The bottom line is: You have to love what you do. I love helping people by giving them tools to make their lives better and I love making those products on the Mac. Now if enough people love my products, I’ll be able to get this business off the ground.

Enough Mistakes?

Have I made enough mistakes to put this company over the top? In other words: have I learned enough from my previous flops and semi-flops to do this one right? It’s hard for me to live with my mistakes—I’m a recovered perfectionist. I replay my past gaffes in my head all the time. I know I should just learn from them and let them go, but this quiet little voice chants, “If only you hadn’t done that.” To appease that head whisper, I’m trying to avoid my most recent screw-ups: partners and priorities.

Partners—in general—aren’t bad, because they can balance you out. By nature, entrepreneurs are optimists. We think we can alter the moon’s orbit if that will help us launch a product. I’ve read that every entrepreneur should partner with a pessimist: preferably processing payroll and payables (do I get alliteration bonus points?). Too bad partners can also get on each other’s last nerve and see totally different futures for the company.
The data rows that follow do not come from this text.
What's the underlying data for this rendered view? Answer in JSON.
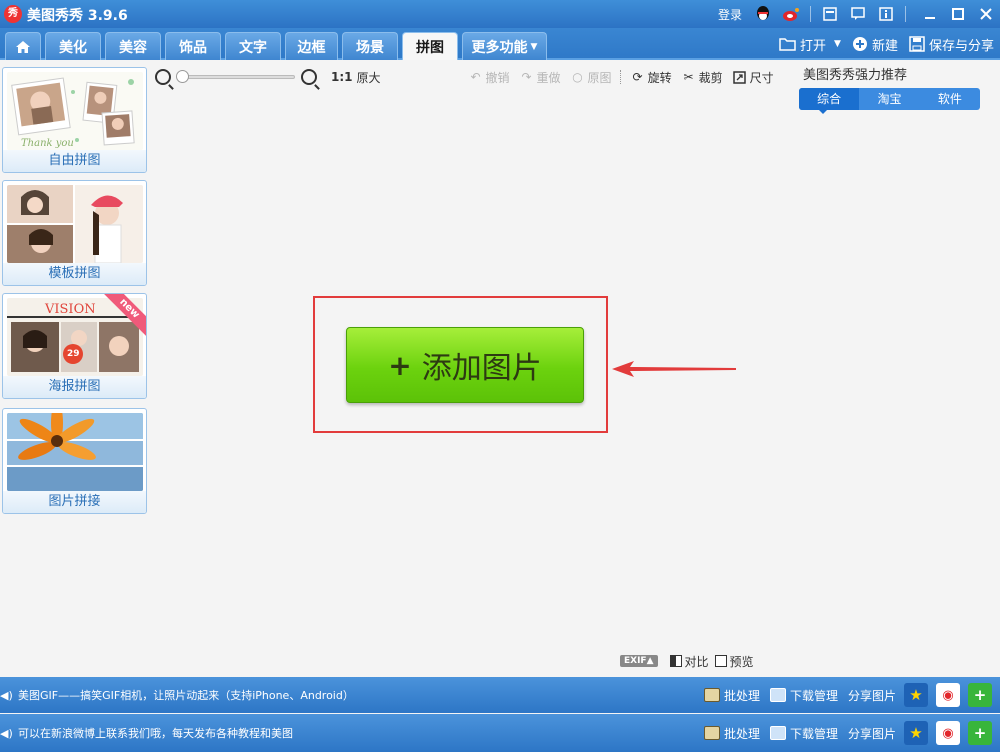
{
  "app": {
    "title": "美图秀秀 3.9.6",
    "logo_text": "秀"
  },
  "titlebar": {
    "login": "登录"
  },
  "tabs": [
    {
      "label": "⌂"
    },
    {
      "label": "美化"
    },
    {
      "label": "美容"
    },
    {
      "label": "饰品"
    },
    {
      "label": "文字"
    },
    {
      "label": "边框"
    },
    {
      "label": "场景"
    },
    {
      "label": "拼图",
      "active": true
    },
    {
      "label": "更多功能"
    }
  ],
  "toolbar_right": {
    "open": "打开",
    "new": "新建",
    "save_share": "保存与分享"
  },
  "templates": [
    {
      "label": "自由拼图"
    },
    {
      "label": "模板拼图"
    },
    {
      "label": "海报拼图",
      "badge": "new",
      "poster_text": "VISION"
    },
    {
      "label": "图片拼接"
    }
  ],
  "edit_toolbar": {
    "ratio": "1:1",
    "original_size": "原大",
    "undo": "撤销",
    "redo": "重做",
    "original": "原图",
    "rotate": "旋转",
    "crop": "裁剪",
    "resize": "尺寸"
  },
  "recommend": {
    "title": "美图秀秀强力推荐",
    "tabs": [
      "综合",
      "淘宝",
      "软件"
    ],
    "active_index": 0
  },
  "add_button": {
    "plus": "+",
    "label": "添加图片"
  },
  "mini_tools": {
    "exif": "EXIF▲",
    "compare": "对比",
    "preview": "预览"
  },
  "status1": {
    "text": "美图GIF——搞笑GIF相机，让照片动起来（支持iPhone、Android）",
    "batch": "批处理",
    "download": "下载管理",
    "share": "分享图片"
  },
  "status2": {
    "text": "可以在新浪微博上联系我们哦，每天发布各种教程和美图",
    "batch": "批处理",
    "download": "下载管理",
    "share": "分享图片"
  },
  "colors": {
    "accent": "#2c73c4",
    "highlight": "#e23b3b",
    "add_green": "#6cd20e"
  }
}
It can get (and has gotten) really nasty at times. The last four times, I’ve struggled with partner-related mistakes. So to paraphrase Mel Brooks (who spoofed a classic): Partners? I don’t need no stinkin’ partners!

My second biggest mistake in my last venture was my priorities: I built more infrastructure than I needed for the product I had created. I could have sworn I needed a dozen offices and a 200 SF data center to get my off the ground. Of course I had funding “just around the corner” so my priorities were perfectly in line, right? Stupid optimist! This time my overhead is low and my product is priority. I know I’ll still make mistakes, but after doing this for 25 years, I’m motivated enough to recover from them quickly—and that’s not just the optimist talking.

Entrepreneurial Seduction

I’m not a virgin: I’m engaged in my fifth seduction. I’ve been wined and dined by the alluring world of start-ups many times. At the tender (and relatively ignorant) age of 19, I fell for that old line, “Want to start a business together?” That ruined me. I couldn’t remain faithful to any other business after that.

Sure there were years when I toyed with the idea of shacking up with Corporate America, but something was always lacking. It’s like being chauffeured around in a Lincoln Town Car–yeah the ride is nice, but what’s the point? You’re tucked away in the back seat. Where’s the exhilaration of flooring it on the freeway on-ramp to try to squeeze into that tiny opening in the fast lane? There’s no ability to decide to detour around traffic, no visuals to veer from construction and no inspiration to take the road less traveled. It’s a passive relationship that gets you from point A to point B. I need to experience the road first hand.

So here I am blogging (I am a blog virgin so be gentle with me) about my latest start-up experience. I’m building (another) software company, but this time it’s sans partners. The process is very exciting, I hope reading about it will be somewhat so.